▽

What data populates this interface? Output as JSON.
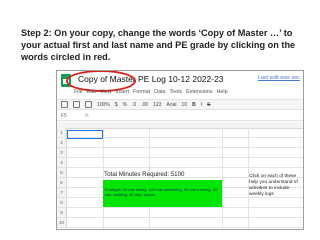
{
  "instruction": {
    "text": "Step 2: On your copy, change the words ‘Copy of Master …’ to your actual first and last name and PE grade by clicking on the words circled in red."
  },
  "sheet": {
    "title": "Copy of Master PE Log 10-12 2022-23",
    "last_edit": "Last edit was sec",
    "menu": [
      "File",
      "Edit",
      "View",
      "Insert",
      "Format",
      "Data",
      "Tools",
      "Extensions",
      "Help"
    ],
    "toolbar": {
      "zoom": "100%",
      "currency": "$",
      "percent": "%",
      "decimal_less": ".0",
      "decimal_more": ".00",
      "format_more": "123",
      "font": "Arial",
      "font_size": "10",
      "bold": "B",
      "italic": "I",
      "strike": "S"
    },
    "formula_bar": {
      "cell_ref": "F5",
      "fx": "fx"
    },
    "row_numbers": [
      "1",
      "2",
      "3",
      "4",
      "5",
      "6",
      "7",
      "8",
      "9",
      "10"
    ],
    "total_minutes": "Total Minutes Required: 5100",
    "example": "Example: 30 min hiking, 120 min swimming, 60 min running, 30 min, walking, 45 min, soccer",
    "side_note": "Click on each of these help you understand of activities to include weekly logs"
  },
  "colors": {
    "highlight": "#e0201a",
    "green": "#00e600",
    "sheets": "#0f9d58"
  }
}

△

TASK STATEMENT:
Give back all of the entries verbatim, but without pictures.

RESULT:
What data populates this interface? Output as JSON.
{
  "instruction": {
    "text": "Step 2: On your copy, change the words ‘Copy of Master …’ to your actual first and last name and PE grade by clicking on the words circled in red."
  },
  "sheet": {
    "title": "Copy of Master PE Log 10-12 2022-23",
    "last_edit": "Last edit was sec",
    "menu": [
      "File",
      "Edit",
      "View",
      "Insert",
      "Format",
      "Data",
      "Tools",
      "Extensions",
      "Help"
    ],
    "toolbar": {
      "zoom": "100%",
      "currency": "$",
      "percent": "%",
      "decimal_less": ".0",
      "decimal_more": ".00",
      "format_more": "123",
      "font": "Arial",
      "font_size": "10",
      "bold": "B",
      "italic": "I",
      "strike": "S"
    },
    "formula_bar": {
      "cell_ref": "F5",
      "fx": "fx"
    },
    "row_numbers": [
      "1",
      "2",
      "3",
      "4",
      "5",
      "6",
      "7",
      "8",
      "9",
      "10"
    ],
    "total_minutes": "Total Minutes Required: 5100",
    "example": "Example: 30 min hiking, 120 min swimming, 60 min running, 30 min, walking, 45 min, soccer",
    "side_note": "Click on each of these help you understand of activities to include weekly logs"
  },
  "colors": {
    "highlight": "#e0201a",
    "green": "#00e600",
    "sheets": "#0f9d58"
  }
}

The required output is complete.